**What is needed:** Repeat, word for word, all the data that follows, and exclude the pictures.

[Material provided — start]

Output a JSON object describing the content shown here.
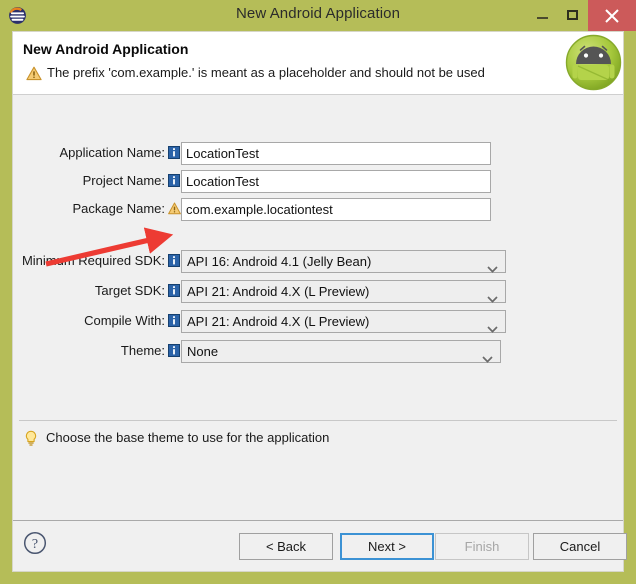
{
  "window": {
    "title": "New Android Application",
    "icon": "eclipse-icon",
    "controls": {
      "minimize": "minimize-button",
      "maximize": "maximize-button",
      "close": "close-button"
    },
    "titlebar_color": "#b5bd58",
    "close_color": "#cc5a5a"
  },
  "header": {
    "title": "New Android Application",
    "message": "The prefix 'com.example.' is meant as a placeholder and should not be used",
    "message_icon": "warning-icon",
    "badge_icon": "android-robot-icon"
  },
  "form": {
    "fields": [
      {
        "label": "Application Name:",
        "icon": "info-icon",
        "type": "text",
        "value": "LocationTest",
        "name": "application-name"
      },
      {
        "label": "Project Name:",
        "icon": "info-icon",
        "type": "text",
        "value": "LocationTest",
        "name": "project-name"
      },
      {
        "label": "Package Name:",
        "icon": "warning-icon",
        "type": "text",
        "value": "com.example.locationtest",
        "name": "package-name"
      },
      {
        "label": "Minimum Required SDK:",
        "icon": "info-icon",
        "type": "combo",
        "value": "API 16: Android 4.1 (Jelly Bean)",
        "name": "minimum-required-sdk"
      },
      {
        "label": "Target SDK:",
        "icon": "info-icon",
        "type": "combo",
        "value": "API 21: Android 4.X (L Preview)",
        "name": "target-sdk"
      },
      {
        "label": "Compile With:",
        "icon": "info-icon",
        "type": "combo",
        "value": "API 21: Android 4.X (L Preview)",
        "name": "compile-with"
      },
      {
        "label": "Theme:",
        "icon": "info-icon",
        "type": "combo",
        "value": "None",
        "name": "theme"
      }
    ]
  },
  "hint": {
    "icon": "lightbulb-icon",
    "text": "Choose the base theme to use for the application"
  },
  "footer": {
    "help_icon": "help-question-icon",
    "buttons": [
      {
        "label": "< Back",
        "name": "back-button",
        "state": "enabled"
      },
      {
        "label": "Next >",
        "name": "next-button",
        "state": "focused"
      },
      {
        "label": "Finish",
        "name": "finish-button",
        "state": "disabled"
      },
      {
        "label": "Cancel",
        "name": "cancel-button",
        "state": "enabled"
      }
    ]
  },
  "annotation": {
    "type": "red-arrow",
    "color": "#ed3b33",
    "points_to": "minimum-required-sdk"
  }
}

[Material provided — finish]

**Answer to this task:**
Output a JSON object describing the content shown here.
{
  "window": {
    "title": "New Android Application",
    "icon": "eclipse-icon",
    "controls": {
      "minimize": "minimize-button",
      "maximize": "maximize-button",
      "close": "close-button"
    },
    "titlebar_color": "#b5bd58",
    "close_color": "#cc5a5a"
  },
  "header": {
    "title": "New Android Application",
    "message": "The prefix 'com.example.' is meant as a placeholder and should not be used",
    "message_icon": "warning-icon",
    "badge_icon": "android-robot-icon"
  },
  "form": {
    "fields": [
      {
        "label": "Application Name:",
        "icon": "info-icon",
        "type": "text",
        "value": "LocationTest",
        "name": "application-name"
      },
      {
        "label": "Project Name:",
        "icon": "info-icon",
        "type": "text",
        "value": "LocationTest",
        "name": "project-name"
      },
      {
        "label": "Package Name:",
        "icon": "warning-icon",
        "type": "text",
        "value": "com.example.locationtest",
        "name": "package-name"
      },
      {
        "label": "Minimum Required SDK:",
        "icon": "info-icon",
        "type": "combo",
        "value": "API 16: Android 4.1 (Jelly Bean)",
        "name": "minimum-required-sdk"
      },
      {
        "label": "Target SDK:",
        "icon": "info-icon",
        "type": "combo",
        "value": "API 21: Android 4.X (L Preview)",
        "name": "target-sdk"
      },
      {
        "label": "Compile With:",
        "icon": "info-icon",
        "type": "combo",
        "value": "API 21: Android 4.X (L Preview)",
        "name": "compile-with"
      },
      {
        "label": "Theme:",
        "icon": "info-icon",
        "type": "combo",
        "value": "None",
        "name": "theme"
      }
    ]
  },
  "hint": {
    "icon": "lightbulb-icon",
    "text": "Choose the base theme to use for the application"
  },
  "footer": {
    "help_icon": "help-question-icon",
    "buttons": [
      {
        "label": "< Back",
        "name": "back-button",
        "state": "enabled"
      },
      {
        "label": "Next >",
        "name": "next-button",
        "state": "focused"
      },
      {
        "label": "Finish",
        "name": "finish-button",
        "state": "disabled"
      },
      {
        "label": "Cancel",
        "name": "cancel-button",
        "state": "enabled"
      }
    ]
  },
  "annotation": {
    "type": "red-arrow",
    "color": "#ed3b33",
    "points_to": "minimum-required-sdk"
  }
}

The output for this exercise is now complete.